Nobuyoshi Araki | Impossible Love

by Anahita Safarzadeh

Contrasting the contemporary with the raw, Nobuyoshi Araki’s Impossible Love harnesses the intimacy between stolen moments to bring forth photos of severely private scenes, erotic portraits of women, artificial still life, architecture, documentary-style displays of reality. By maneuvering between digital photography and Polaroids, Araki develops an early commentary snapshot of 20th Century Japanese society heterogeneity, and morality.

The book, edited by Felix Hoffman, combines the early contemporary Japanese photography, collages of Polaroids, to his recently developed slideshows. Viewers are able to explore the contradictions between what is anonymous and what is intimate, the public and private sphere, reality and dreams.

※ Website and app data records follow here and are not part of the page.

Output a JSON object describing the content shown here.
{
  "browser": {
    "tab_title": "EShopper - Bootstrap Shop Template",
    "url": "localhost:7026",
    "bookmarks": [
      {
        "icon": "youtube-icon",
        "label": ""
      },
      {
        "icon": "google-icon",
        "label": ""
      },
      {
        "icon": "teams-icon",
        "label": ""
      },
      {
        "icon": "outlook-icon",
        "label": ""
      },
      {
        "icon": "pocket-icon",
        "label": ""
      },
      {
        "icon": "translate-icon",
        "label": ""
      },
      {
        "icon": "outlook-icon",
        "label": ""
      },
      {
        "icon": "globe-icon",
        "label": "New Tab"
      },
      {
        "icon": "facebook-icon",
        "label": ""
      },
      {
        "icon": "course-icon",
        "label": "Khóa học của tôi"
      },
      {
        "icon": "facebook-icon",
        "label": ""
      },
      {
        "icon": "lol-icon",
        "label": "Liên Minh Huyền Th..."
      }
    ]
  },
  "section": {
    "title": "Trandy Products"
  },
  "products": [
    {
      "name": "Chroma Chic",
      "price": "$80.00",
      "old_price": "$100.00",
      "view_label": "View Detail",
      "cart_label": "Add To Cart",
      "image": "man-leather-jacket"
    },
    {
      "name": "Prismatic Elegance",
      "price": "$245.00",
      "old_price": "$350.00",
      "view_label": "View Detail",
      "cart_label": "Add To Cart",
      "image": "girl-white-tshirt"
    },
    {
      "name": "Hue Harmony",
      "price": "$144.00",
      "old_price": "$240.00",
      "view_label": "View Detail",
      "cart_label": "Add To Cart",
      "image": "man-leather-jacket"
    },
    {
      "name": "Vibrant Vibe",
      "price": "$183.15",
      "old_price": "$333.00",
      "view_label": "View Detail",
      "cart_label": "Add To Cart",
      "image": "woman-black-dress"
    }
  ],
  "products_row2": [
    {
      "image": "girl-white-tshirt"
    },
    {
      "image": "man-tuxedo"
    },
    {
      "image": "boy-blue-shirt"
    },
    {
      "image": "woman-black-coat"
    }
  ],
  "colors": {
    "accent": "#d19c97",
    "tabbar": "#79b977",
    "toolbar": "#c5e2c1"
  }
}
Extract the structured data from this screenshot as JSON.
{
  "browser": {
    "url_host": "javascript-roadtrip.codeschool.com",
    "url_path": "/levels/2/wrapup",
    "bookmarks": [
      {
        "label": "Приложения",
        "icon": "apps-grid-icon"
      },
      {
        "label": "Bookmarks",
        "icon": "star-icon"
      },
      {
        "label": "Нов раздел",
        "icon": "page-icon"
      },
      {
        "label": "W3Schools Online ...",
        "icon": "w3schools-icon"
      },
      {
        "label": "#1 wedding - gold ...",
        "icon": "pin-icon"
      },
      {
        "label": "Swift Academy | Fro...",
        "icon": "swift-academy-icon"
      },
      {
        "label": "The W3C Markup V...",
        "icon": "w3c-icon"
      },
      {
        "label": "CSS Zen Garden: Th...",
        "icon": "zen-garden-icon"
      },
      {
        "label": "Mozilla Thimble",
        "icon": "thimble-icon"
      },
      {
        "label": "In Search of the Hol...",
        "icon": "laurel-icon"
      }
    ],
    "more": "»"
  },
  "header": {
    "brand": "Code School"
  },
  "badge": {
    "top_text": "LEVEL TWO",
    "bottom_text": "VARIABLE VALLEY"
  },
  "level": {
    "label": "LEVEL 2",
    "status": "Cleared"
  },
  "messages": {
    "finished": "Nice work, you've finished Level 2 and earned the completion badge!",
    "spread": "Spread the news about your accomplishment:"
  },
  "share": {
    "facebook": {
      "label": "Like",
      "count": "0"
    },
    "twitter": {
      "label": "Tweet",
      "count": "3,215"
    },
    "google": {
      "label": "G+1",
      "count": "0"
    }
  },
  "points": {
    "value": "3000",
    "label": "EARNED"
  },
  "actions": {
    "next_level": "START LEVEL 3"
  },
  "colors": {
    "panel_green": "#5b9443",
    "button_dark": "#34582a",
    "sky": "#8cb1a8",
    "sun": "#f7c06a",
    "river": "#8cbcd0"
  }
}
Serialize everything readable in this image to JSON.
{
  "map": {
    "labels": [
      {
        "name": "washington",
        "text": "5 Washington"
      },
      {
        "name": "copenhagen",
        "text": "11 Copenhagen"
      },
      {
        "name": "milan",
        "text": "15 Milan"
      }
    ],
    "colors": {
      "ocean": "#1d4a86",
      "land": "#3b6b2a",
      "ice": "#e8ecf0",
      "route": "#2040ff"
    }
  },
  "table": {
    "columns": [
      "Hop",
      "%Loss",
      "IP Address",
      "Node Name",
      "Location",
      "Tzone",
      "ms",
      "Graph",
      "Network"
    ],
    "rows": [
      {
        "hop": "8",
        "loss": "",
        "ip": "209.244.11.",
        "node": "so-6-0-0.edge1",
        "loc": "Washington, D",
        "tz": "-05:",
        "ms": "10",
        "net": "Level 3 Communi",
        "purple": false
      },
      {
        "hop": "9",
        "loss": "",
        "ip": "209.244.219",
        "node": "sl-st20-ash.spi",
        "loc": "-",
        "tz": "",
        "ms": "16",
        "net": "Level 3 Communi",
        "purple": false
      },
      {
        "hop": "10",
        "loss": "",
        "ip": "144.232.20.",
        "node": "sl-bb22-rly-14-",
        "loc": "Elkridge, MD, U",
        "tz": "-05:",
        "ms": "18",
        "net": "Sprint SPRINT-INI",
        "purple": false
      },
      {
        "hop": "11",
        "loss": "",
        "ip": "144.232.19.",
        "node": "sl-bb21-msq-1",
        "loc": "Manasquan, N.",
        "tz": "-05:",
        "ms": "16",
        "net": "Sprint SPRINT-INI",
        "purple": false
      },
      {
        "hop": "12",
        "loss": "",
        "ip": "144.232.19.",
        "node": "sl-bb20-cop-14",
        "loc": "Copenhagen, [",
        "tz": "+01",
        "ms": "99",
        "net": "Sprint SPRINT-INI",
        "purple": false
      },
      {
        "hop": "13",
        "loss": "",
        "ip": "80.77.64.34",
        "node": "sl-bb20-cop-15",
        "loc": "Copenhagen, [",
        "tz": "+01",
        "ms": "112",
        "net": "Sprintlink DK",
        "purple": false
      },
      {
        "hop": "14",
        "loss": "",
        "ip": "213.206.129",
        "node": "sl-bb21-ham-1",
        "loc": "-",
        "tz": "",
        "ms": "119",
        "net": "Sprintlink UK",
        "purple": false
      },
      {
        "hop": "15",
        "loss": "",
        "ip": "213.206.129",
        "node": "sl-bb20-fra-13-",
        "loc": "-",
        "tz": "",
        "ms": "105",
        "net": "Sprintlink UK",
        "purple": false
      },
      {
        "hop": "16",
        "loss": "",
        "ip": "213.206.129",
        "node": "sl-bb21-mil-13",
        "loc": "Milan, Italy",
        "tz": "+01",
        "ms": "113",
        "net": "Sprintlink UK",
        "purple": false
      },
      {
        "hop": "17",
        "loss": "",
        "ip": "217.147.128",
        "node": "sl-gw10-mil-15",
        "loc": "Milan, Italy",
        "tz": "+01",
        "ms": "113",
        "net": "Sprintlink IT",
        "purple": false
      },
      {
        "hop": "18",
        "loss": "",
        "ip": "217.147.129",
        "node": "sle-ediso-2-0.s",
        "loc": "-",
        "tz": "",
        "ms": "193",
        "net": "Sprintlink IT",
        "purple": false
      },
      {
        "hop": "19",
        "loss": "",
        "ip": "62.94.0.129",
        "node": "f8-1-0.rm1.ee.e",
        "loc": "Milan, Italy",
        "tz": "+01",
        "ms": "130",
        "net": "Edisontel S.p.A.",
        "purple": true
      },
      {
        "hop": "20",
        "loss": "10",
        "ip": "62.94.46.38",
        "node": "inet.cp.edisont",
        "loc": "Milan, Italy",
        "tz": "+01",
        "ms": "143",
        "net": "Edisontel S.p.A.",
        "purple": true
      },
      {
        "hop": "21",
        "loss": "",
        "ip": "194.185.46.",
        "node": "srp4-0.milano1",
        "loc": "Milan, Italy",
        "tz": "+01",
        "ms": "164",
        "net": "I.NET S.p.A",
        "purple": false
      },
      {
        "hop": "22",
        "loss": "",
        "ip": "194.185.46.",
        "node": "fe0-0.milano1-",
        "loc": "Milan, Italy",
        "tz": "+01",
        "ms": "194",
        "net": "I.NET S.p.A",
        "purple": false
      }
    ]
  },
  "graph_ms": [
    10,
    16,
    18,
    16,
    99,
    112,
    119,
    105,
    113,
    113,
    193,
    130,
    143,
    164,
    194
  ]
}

To maintain relevance to modern art field where there seem to be no limits, Araki deals with nakedness and sexuality in realistic and radical ways, showing play between artistic mediums. His legendary work exemplifies extreme closeness in emotion and physicality towards his subjects - as if he’s not there only the camera’s gaze. To see a vagina literally blooming a flower, to see broken teeth, tongues, pubic hair, and children play - to become part of the lives of his subjects transcends voyeurism into an ethnographic intimacy that remains subjective with his work.

Purchase Impossible Love.


Photos courtesy of Steidl